_Task item_
In the entries that follow, find the word "Information" and report each line it is on.

_Records for the task_
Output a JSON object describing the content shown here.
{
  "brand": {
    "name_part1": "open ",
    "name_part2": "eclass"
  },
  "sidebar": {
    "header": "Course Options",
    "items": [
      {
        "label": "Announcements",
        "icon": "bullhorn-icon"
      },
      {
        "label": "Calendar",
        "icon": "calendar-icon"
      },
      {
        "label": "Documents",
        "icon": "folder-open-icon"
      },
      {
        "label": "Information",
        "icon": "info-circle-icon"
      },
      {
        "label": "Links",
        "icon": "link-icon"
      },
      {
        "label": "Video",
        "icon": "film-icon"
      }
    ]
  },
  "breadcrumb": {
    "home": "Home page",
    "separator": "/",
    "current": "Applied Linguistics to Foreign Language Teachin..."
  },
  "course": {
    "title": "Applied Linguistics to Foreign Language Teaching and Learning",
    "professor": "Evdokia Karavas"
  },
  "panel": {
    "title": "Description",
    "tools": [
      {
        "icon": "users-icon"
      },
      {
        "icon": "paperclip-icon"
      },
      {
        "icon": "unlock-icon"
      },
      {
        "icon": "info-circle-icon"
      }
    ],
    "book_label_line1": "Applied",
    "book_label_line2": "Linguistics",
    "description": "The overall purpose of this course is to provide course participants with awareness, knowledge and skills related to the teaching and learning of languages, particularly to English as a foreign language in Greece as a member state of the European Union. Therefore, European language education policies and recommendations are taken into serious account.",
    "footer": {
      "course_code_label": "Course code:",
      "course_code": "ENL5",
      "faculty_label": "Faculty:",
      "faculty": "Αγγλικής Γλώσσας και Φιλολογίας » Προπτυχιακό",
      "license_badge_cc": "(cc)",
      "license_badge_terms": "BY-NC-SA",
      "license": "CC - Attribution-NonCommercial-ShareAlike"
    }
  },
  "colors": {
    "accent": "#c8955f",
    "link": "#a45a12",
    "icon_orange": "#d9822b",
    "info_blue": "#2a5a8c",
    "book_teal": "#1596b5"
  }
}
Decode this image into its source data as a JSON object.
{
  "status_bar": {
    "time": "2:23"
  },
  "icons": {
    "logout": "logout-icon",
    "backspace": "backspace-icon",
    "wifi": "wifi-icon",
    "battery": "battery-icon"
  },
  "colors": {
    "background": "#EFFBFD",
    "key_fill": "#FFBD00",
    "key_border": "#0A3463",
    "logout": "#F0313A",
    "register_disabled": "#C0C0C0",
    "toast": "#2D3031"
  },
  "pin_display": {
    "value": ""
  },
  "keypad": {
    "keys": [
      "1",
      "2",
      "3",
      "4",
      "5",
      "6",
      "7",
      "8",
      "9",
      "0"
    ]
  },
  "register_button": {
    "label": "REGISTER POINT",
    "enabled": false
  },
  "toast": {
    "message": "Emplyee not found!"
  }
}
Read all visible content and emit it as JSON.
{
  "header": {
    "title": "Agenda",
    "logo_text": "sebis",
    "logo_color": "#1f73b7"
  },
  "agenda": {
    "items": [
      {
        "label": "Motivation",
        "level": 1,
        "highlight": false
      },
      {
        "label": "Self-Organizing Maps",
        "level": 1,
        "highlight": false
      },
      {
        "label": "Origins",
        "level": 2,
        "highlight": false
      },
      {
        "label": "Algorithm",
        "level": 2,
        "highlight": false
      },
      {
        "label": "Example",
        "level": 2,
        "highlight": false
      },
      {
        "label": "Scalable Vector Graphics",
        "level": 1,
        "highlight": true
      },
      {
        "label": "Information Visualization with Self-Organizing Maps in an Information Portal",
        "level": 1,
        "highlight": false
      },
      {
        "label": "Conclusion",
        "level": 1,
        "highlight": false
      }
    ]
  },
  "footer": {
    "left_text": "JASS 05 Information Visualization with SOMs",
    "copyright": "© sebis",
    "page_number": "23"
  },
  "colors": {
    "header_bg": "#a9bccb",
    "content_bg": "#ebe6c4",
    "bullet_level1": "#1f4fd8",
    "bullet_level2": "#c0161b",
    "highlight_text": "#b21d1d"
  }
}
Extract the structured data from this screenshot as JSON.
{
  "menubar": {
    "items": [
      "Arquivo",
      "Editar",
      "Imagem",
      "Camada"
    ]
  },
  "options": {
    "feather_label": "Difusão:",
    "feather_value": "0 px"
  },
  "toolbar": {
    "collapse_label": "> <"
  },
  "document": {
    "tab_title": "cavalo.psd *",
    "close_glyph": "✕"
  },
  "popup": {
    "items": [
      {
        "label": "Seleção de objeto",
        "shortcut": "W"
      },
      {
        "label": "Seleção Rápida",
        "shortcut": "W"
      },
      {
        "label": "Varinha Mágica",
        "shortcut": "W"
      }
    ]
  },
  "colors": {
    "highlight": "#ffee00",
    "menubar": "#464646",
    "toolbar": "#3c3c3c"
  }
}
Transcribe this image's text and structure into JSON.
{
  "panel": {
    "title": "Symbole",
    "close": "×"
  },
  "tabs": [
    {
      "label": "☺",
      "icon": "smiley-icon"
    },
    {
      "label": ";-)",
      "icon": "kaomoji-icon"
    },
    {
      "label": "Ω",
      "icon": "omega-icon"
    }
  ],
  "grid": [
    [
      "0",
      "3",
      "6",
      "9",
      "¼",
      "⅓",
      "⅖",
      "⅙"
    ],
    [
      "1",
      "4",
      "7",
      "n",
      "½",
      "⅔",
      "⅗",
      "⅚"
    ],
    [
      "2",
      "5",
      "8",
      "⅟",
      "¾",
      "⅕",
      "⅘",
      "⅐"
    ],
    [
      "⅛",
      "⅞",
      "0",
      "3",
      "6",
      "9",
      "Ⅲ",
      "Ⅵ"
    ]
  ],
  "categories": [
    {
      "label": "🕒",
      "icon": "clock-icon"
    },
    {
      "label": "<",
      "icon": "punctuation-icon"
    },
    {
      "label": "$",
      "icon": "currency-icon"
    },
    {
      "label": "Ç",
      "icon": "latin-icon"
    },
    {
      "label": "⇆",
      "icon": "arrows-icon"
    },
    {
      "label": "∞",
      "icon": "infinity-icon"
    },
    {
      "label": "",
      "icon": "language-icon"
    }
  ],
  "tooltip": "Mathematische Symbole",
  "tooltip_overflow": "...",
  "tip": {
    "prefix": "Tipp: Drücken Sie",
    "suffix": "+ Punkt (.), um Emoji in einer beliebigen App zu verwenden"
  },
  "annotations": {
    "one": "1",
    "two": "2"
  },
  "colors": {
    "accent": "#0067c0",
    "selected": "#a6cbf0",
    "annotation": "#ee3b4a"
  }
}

_Solution below_
        "label": "Information",
        "label": "Information Visualization with Self-Organizing Maps in an Information Portal",
    "left_text": "JASS 05 Information Visualization with SOMs",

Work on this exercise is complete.